What is being asked:
Every line containing the word "JSON" is to be copied from the data below.

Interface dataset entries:
◆ ◆ ◆ ◆
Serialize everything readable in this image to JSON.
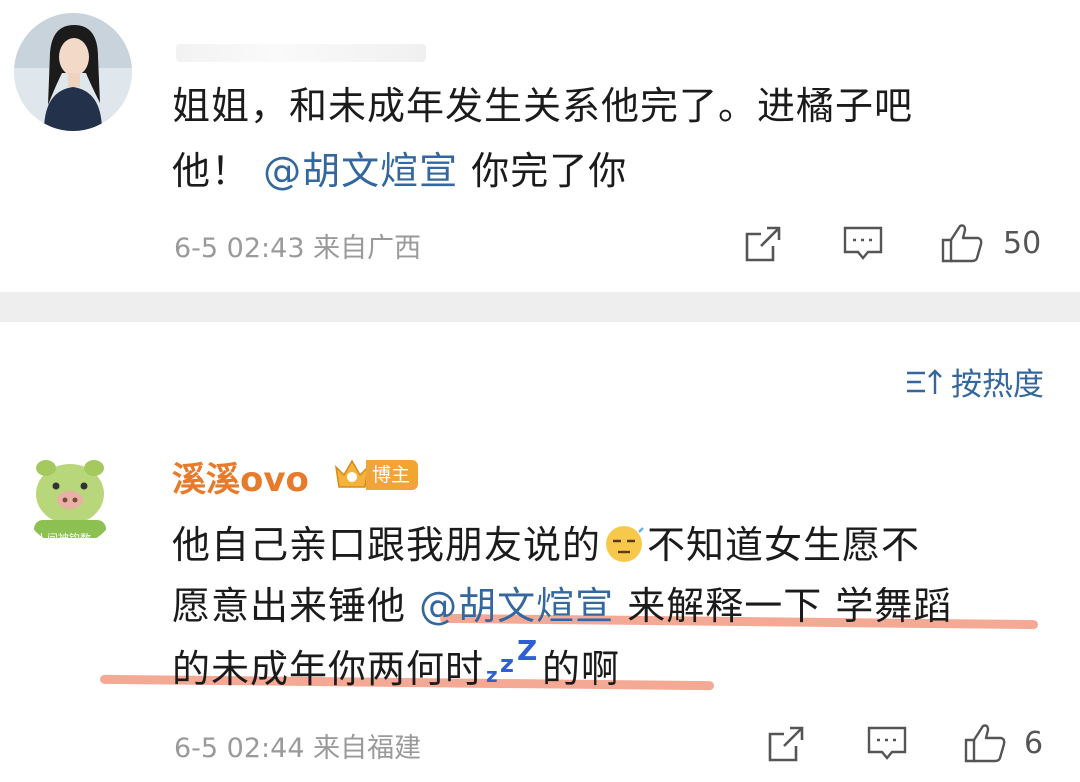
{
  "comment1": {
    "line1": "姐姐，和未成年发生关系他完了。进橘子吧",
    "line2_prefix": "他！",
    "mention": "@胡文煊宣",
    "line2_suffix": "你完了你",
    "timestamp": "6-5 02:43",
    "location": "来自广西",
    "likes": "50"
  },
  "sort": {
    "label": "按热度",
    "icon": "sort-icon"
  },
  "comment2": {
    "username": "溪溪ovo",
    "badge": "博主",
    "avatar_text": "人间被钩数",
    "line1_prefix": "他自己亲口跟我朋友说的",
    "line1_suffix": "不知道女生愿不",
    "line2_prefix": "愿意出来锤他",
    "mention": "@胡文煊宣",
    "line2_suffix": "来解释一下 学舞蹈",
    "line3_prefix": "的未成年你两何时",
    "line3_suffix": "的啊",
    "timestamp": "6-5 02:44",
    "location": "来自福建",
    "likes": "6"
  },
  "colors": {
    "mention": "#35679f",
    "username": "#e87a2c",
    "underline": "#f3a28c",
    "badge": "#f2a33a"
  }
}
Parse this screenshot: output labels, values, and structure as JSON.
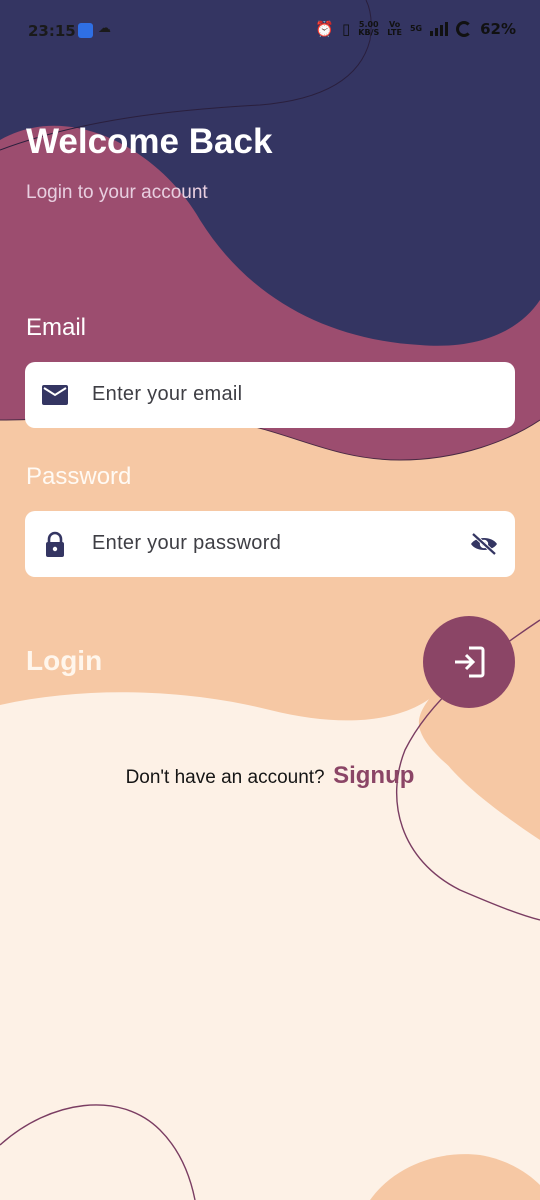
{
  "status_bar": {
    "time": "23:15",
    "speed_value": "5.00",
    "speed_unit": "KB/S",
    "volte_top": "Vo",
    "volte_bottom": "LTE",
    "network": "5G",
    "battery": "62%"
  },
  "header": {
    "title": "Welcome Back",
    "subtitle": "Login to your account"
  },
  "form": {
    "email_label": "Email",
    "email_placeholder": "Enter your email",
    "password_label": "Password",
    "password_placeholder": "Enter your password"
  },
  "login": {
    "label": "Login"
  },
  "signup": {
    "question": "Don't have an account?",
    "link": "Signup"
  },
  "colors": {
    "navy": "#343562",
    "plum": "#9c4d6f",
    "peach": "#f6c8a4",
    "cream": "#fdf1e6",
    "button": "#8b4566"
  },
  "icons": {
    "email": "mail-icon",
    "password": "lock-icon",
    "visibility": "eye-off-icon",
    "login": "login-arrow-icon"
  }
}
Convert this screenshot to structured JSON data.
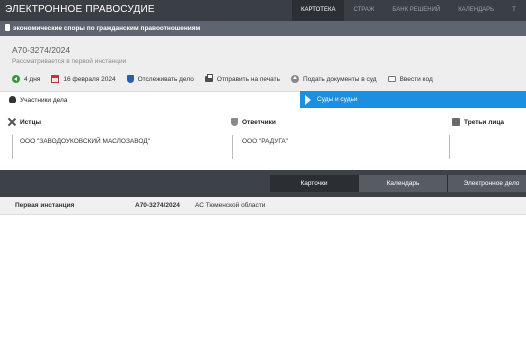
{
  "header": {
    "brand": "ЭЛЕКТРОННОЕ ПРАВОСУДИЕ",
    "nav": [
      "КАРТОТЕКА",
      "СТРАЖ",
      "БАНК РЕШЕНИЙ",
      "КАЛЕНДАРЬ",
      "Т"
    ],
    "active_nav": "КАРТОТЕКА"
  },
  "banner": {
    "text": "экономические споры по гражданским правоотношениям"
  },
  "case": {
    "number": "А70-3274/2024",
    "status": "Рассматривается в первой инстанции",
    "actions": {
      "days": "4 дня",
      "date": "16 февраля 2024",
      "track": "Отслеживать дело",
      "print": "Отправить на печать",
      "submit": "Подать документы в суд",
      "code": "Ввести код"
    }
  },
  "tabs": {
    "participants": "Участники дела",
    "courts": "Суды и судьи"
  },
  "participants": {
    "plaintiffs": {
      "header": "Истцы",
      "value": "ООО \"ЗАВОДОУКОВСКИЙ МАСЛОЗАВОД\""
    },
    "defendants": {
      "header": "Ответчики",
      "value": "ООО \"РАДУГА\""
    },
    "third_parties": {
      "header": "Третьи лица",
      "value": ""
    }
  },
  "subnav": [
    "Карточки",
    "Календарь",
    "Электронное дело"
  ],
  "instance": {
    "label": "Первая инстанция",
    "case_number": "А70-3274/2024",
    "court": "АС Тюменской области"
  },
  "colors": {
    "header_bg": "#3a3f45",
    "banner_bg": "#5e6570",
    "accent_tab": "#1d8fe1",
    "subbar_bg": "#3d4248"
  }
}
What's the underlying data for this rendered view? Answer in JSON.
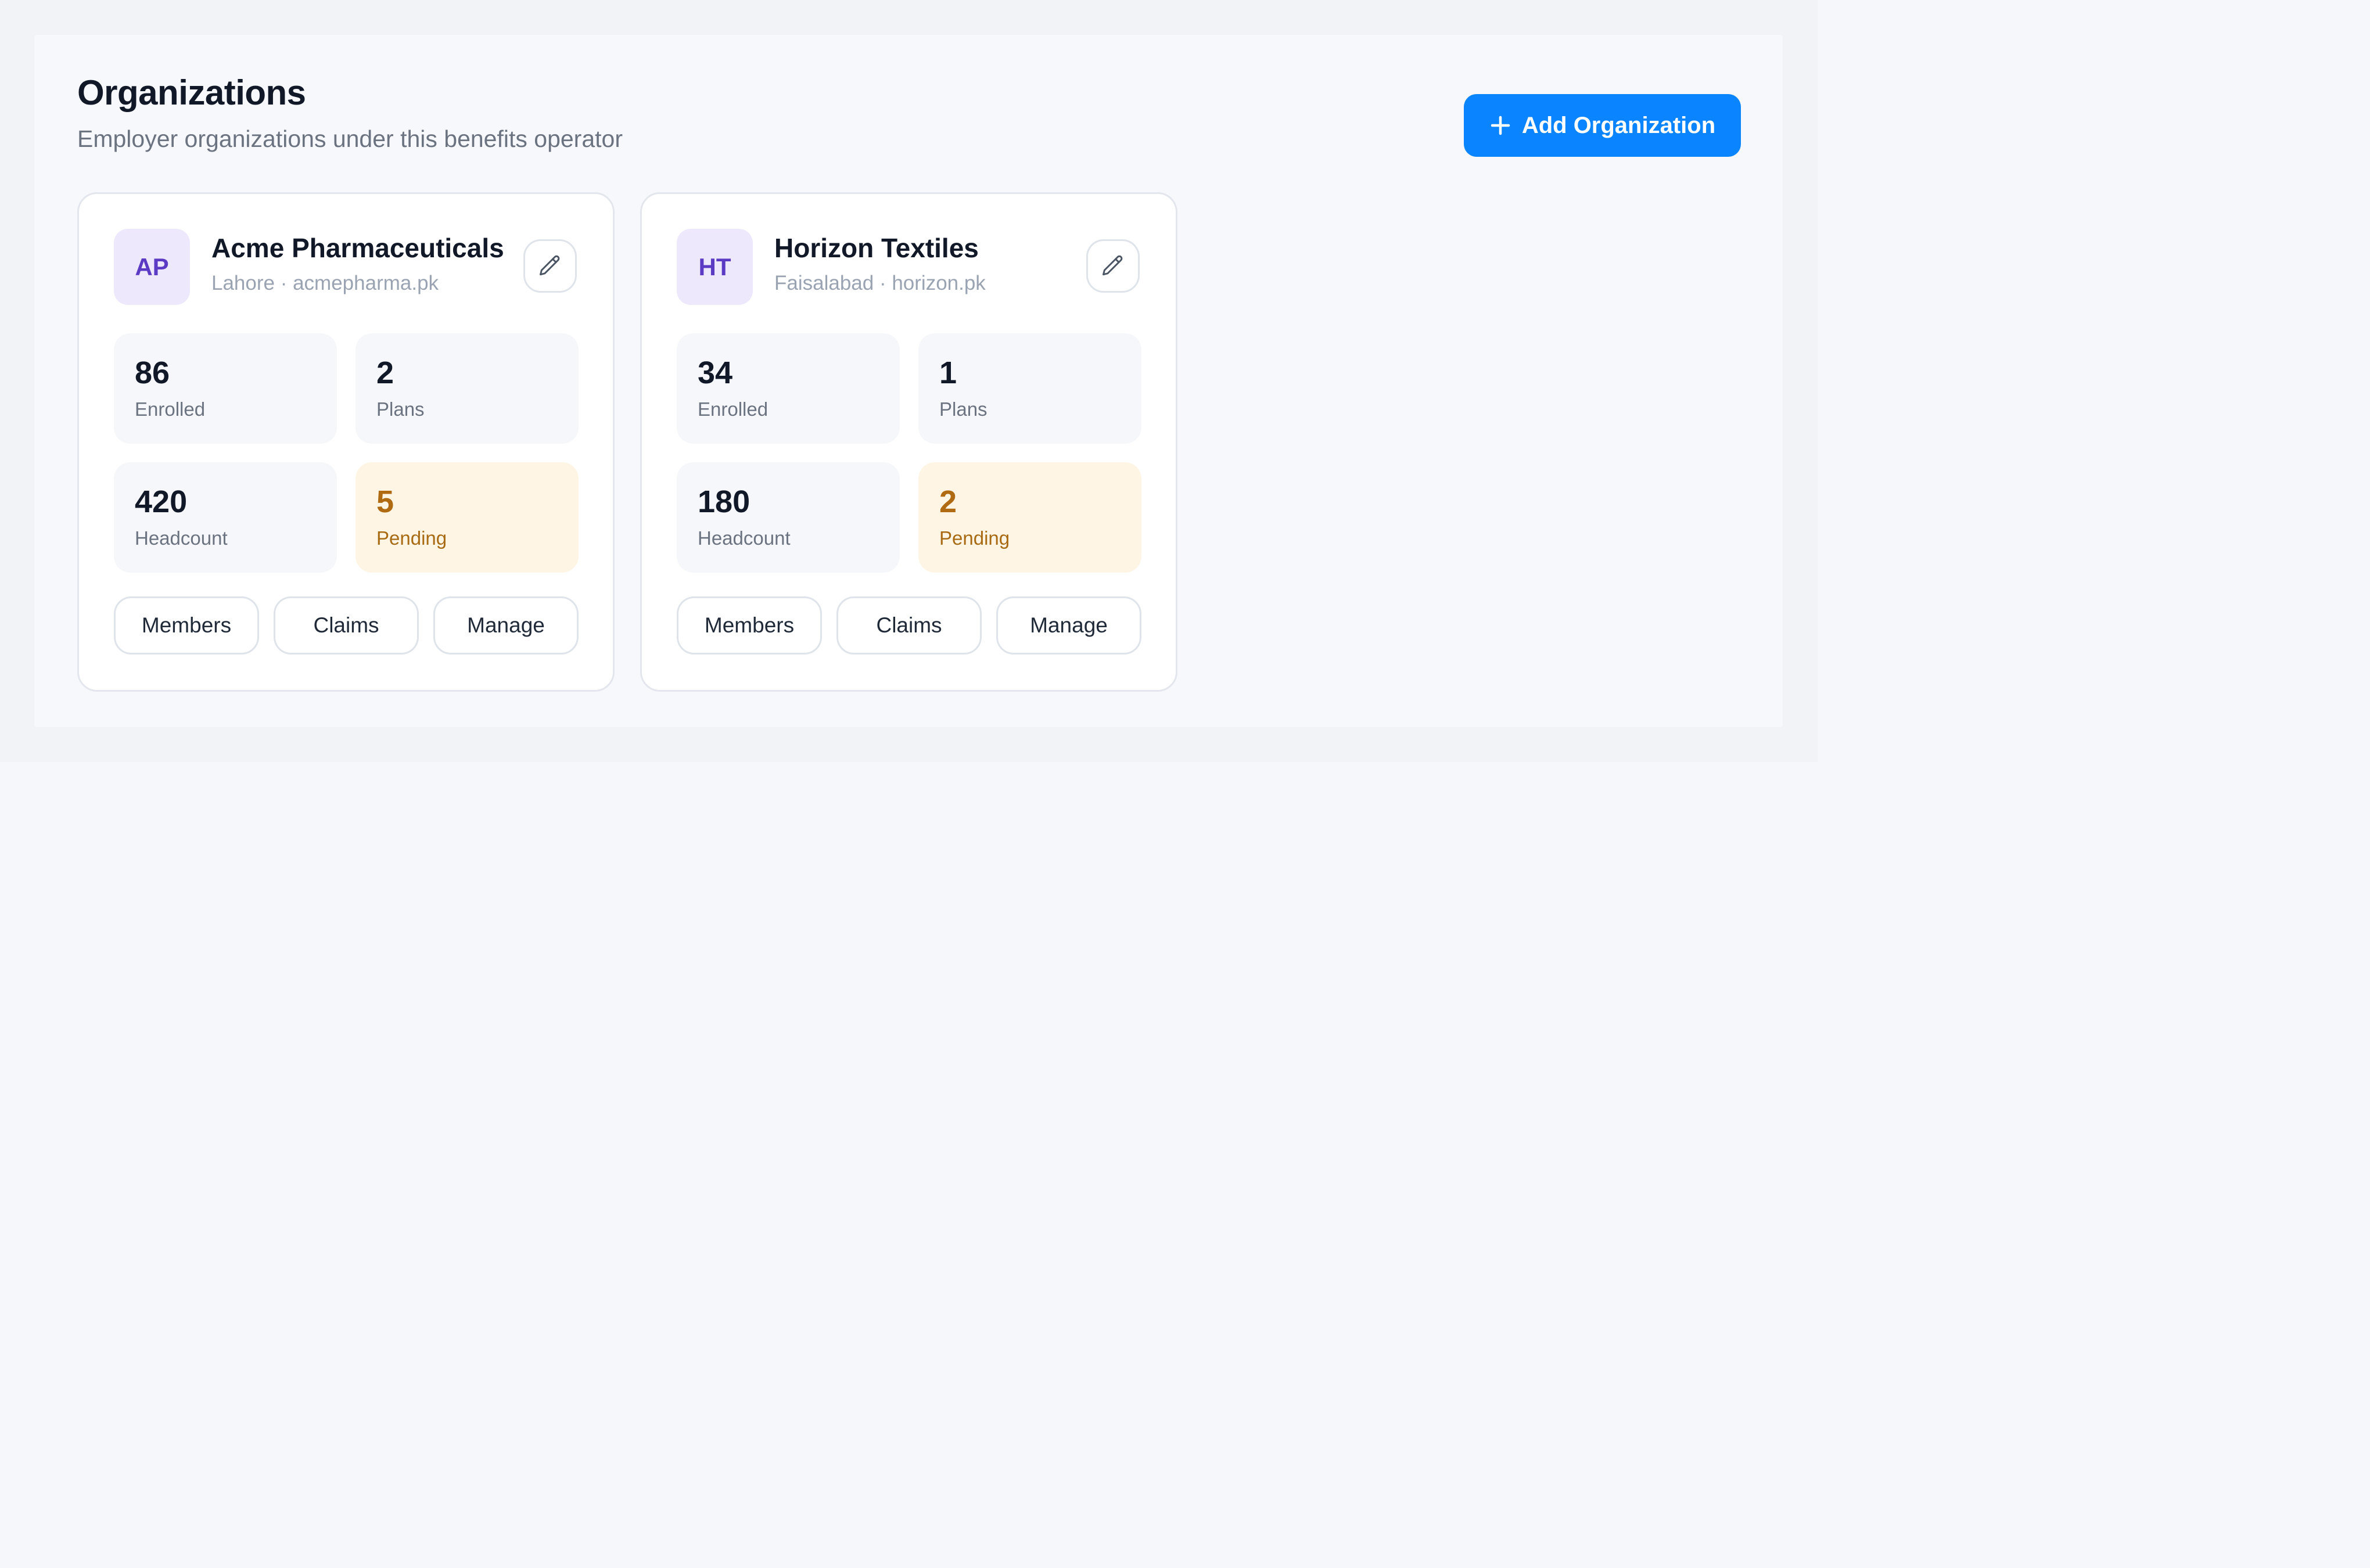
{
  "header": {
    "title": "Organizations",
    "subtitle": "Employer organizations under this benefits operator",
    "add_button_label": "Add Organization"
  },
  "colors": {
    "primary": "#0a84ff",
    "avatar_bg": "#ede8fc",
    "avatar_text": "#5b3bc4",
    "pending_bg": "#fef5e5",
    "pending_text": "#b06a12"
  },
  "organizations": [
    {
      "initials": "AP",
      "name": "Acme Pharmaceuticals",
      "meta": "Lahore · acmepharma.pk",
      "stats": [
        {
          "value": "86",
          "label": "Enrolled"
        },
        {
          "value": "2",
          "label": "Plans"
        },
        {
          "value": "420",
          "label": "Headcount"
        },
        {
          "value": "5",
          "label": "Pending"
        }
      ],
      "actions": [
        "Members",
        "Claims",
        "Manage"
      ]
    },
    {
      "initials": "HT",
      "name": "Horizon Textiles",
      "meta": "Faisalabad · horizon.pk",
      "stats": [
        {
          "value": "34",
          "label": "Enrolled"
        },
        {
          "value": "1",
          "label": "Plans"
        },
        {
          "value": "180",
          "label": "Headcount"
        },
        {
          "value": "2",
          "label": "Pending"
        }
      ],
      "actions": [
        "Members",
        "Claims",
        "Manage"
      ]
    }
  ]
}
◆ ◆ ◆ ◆
Written response:
Serialize everything readable in this image to JSON.
Parse this screenshot: output labels, values, and structure as JSON.
Convert this screenshot to structured JSON data.
What's the underlying data for this rendered view? Answer in JSON.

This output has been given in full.